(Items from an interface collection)
--*--
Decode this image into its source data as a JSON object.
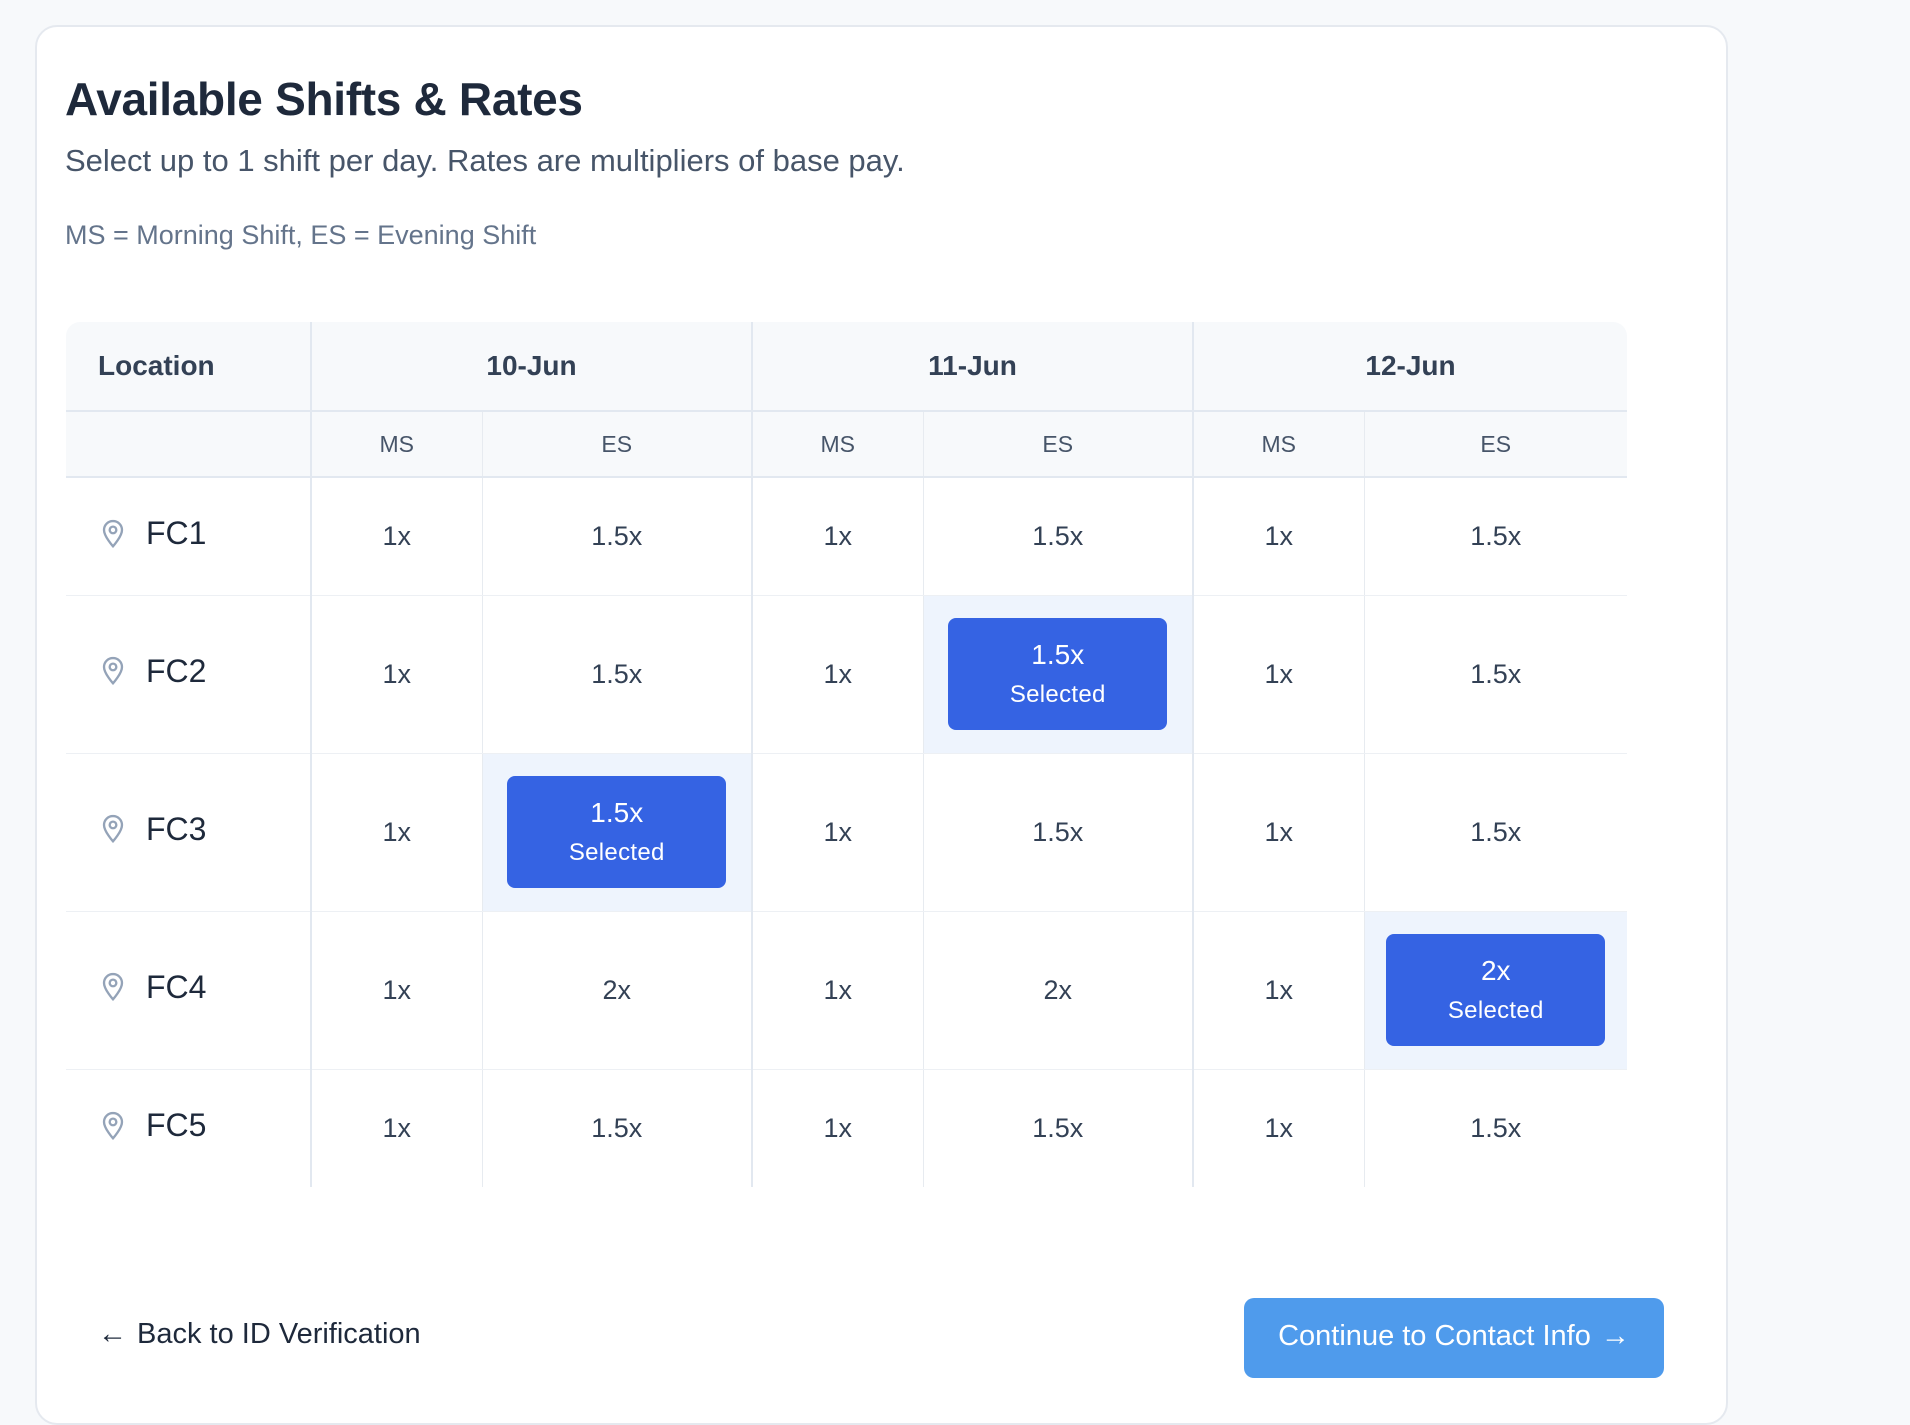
{
  "page": {
    "title": "Available Shifts & Rates",
    "subtitle": "Select up to 1 shift per day. Rates are multipliers of base pay.",
    "legend": "MS = Morning Shift, ES = Evening Shift"
  },
  "table": {
    "location_header": "Location",
    "dates": [
      "10-Jun",
      "11-Jun",
      "12-Jun"
    ],
    "shift_labels": [
      "MS",
      "ES",
      "MS",
      "ES",
      "MS",
      "ES"
    ],
    "selected_label": "Selected",
    "location_icon": "map-pin-icon",
    "rows": [
      {
        "location": "FC1",
        "rates": [
          "1x",
          "1.5x",
          "1x",
          "1.5x",
          "1x",
          "1.5x"
        ],
        "selected": null
      },
      {
        "location": "FC2",
        "rates": [
          "1x",
          "1.5x",
          "1x",
          "1.5x",
          "1x",
          "1.5x"
        ],
        "selected": 3
      },
      {
        "location": "FC3",
        "rates": [
          "1x",
          "1.5x",
          "1x",
          "1.5x",
          "1x",
          "1.5x"
        ],
        "selected": 1
      },
      {
        "location": "FC4",
        "rates": [
          "1x",
          "2x",
          "1x",
          "2x",
          "1x",
          "2x"
        ],
        "selected": 5
      },
      {
        "location": "FC5",
        "rates": [
          "1x",
          "1.5x",
          "1x",
          "1.5x",
          "1x",
          "1.5x"
        ],
        "selected": null
      }
    ]
  },
  "nav": {
    "back_label": "Back to ID Verification",
    "back_arrow": "←",
    "continue_label": "Continue to Contact Info",
    "continue_arrow": "→"
  },
  "colors": {
    "accent": "#3563e3",
    "selected_cell_bg": "#eef4fd",
    "continue_bg": "#4f9bec"
  }
}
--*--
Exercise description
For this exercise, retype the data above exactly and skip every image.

Task answer
Decode this image into its source data as a JSON object.
{
  "page": {
    "title": "Available Shifts & Rates",
    "subtitle": "Select up to 1 shift per day. Rates are multipliers of base pay.",
    "legend": "MS = Morning Shift, ES = Evening Shift"
  },
  "table": {
    "location_header": "Location",
    "dates": [
      "10-Jun",
      "11-Jun",
      "12-Jun"
    ],
    "shift_labels": [
      "MS",
      "ES",
      "MS",
      "ES",
      "MS",
      "ES"
    ],
    "selected_label": "Selected",
    "location_icon": "map-pin-icon",
    "rows": [
      {
        "location": "FC1",
        "rates": [
          "1x",
          "1.5x",
          "1x",
          "1.5x",
          "1x",
          "1.5x"
        ],
        "selected": null
      },
      {
        "location": "FC2",
        "rates": [
          "1x",
          "1.5x",
          "1x",
          "1.5x",
          "1x",
          "1.5x"
        ],
        "selected": 3
      },
      {
        "location": "FC3",
        "rates": [
          "1x",
          "1.5x",
          "1x",
          "1.5x",
          "1x",
          "1.5x"
        ],
        "selected": 1
      },
      {
        "location": "FC4",
        "rates": [
          "1x",
          "2x",
          "1x",
          "2x",
          "1x",
          "2x"
        ],
        "selected": 5
      },
      {
        "location": "FC5",
        "rates": [
          "1x",
          "1.5x",
          "1x",
          "1.5x",
          "1x",
          "1.5x"
        ],
        "selected": null
      }
    ]
  },
  "nav": {
    "back_label": "Back to ID Verification",
    "back_arrow": "←",
    "continue_label": "Continue to Contact Info",
    "continue_arrow": "→"
  },
  "colors": {
    "accent": "#3563e3",
    "selected_cell_bg": "#eef4fd",
    "continue_bg": "#4f9bec"
  }
}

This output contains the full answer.